(Dataset rows describing interfaces)

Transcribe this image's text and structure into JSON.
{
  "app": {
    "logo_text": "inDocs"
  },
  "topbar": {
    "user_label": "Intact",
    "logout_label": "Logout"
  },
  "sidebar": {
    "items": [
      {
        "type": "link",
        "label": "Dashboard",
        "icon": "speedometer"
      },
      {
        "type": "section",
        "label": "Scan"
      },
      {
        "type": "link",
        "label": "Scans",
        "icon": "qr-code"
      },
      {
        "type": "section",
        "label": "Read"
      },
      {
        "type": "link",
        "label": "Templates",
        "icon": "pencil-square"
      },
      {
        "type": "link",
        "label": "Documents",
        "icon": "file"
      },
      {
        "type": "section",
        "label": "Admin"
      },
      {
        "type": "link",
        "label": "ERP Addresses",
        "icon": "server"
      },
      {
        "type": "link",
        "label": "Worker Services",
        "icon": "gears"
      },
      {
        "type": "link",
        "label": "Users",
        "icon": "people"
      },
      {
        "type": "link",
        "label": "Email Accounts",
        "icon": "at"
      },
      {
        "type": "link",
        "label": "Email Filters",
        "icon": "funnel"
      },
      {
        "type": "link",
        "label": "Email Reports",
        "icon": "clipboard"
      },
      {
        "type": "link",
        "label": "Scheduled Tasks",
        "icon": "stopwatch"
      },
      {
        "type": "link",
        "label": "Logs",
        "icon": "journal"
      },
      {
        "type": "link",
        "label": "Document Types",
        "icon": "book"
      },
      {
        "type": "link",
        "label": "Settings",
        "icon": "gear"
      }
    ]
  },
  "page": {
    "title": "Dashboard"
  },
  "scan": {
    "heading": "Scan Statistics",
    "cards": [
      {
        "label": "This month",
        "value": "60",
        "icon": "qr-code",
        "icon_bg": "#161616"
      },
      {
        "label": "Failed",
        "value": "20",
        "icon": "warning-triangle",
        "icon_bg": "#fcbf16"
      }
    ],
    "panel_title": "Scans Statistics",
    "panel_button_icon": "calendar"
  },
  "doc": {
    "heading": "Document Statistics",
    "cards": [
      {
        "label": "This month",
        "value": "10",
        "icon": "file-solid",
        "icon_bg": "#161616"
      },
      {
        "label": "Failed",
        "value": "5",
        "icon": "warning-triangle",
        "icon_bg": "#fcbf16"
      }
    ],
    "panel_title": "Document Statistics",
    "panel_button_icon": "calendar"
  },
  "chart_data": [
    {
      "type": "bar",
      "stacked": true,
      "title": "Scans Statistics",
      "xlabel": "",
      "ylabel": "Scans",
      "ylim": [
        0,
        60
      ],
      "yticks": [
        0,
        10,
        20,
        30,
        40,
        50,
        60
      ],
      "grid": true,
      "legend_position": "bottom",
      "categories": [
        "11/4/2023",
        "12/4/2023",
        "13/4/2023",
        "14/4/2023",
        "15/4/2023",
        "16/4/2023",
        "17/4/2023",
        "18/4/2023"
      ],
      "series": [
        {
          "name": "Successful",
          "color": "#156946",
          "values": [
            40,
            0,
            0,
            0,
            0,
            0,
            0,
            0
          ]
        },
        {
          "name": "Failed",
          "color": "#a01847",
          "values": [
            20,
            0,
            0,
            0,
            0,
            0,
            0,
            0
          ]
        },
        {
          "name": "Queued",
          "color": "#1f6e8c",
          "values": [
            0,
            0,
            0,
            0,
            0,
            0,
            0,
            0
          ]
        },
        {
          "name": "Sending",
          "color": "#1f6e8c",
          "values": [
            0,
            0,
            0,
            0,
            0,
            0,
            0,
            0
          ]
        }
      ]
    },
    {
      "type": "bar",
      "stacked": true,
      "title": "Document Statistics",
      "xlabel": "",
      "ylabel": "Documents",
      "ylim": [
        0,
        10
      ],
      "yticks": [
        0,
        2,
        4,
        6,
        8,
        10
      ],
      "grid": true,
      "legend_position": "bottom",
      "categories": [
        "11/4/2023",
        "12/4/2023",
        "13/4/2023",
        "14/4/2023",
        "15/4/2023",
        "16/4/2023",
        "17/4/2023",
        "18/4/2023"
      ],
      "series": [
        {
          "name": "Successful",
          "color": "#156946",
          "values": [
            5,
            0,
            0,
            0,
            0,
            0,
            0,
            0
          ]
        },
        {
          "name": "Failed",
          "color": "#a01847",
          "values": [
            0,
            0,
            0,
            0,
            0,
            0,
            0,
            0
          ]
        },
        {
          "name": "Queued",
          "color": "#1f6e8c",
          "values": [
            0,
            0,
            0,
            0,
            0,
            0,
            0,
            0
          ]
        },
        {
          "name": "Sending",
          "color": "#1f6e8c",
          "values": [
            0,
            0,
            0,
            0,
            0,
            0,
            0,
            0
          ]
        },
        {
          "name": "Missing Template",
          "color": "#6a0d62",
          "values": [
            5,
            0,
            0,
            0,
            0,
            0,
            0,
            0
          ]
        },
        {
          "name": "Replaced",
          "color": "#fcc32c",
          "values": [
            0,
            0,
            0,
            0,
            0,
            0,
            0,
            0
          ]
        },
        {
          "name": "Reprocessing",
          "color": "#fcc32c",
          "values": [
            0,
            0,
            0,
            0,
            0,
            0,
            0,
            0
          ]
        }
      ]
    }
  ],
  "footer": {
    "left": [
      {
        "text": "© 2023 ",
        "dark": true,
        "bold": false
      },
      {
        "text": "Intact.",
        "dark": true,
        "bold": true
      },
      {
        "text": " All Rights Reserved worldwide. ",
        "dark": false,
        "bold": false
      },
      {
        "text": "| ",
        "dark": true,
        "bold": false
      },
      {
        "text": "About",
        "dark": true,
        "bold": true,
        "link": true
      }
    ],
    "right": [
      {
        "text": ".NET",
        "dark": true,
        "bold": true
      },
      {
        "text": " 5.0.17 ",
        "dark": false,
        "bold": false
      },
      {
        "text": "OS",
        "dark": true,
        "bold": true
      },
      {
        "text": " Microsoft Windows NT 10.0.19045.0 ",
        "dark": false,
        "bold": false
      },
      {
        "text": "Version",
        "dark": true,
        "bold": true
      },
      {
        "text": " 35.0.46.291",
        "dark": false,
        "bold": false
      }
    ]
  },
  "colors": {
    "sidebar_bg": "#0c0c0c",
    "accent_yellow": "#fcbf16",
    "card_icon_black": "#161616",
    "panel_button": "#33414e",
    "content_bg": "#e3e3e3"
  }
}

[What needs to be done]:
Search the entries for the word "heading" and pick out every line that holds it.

[The completed task]:
    "heading": "Scan Statistics",
    "heading": "Document Statistics",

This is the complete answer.